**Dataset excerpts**
=== Begin Enclosure ===

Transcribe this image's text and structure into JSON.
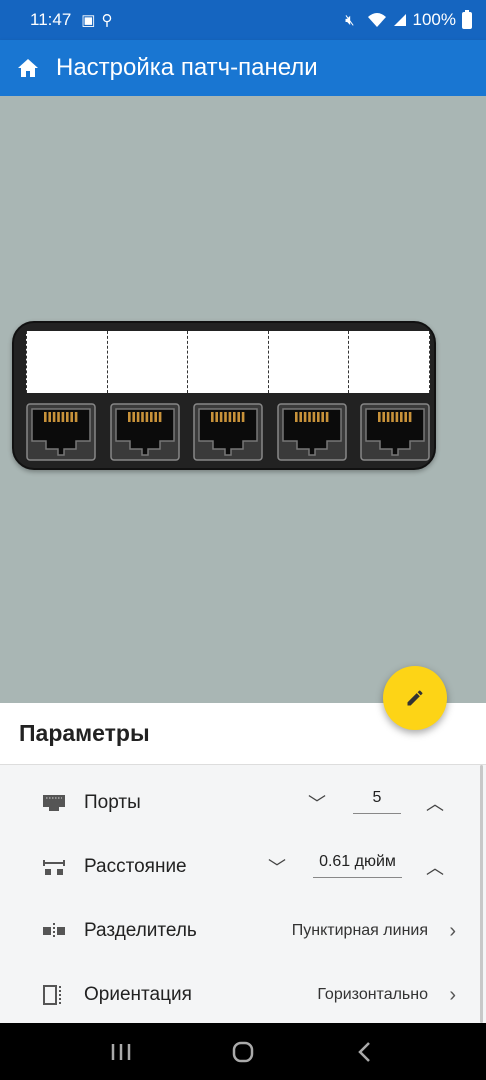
{
  "status": {
    "time": "11:47",
    "battery": "100%"
  },
  "app_bar": {
    "title": "Настройка патч-панели"
  },
  "panel": {
    "port_count": 5
  },
  "sheet": {
    "title": "Параметры",
    "ports": {
      "label": "Порты",
      "value": "5"
    },
    "spacing": {
      "label": "Расстояние",
      "value": "0.61 дюйм"
    },
    "separator": {
      "label": "Разделитель",
      "value": "Пунктирная линия"
    },
    "orientation": {
      "label": "Ориентация",
      "value": "Горизонтально"
    }
  },
  "colors": {
    "primary": "#1976d2",
    "status": "#1565c0",
    "accent": "#fdd416",
    "canvas": "#a9b6b4"
  },
  "icons": [
    "home-icon",
    "pencil-icon",
    "ethernet-icon",
    "spacing-icon",
    "separator-icon",
    "orientation-icon",
    "chevron-down-icon",
    "chevron-up-icon",
    "chevron-right-icon"
  ]
}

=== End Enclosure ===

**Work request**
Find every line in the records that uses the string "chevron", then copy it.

**Written reply**
    "chevron-down-icon",
    "chevron-up-icon",
    "chevron-right-icon"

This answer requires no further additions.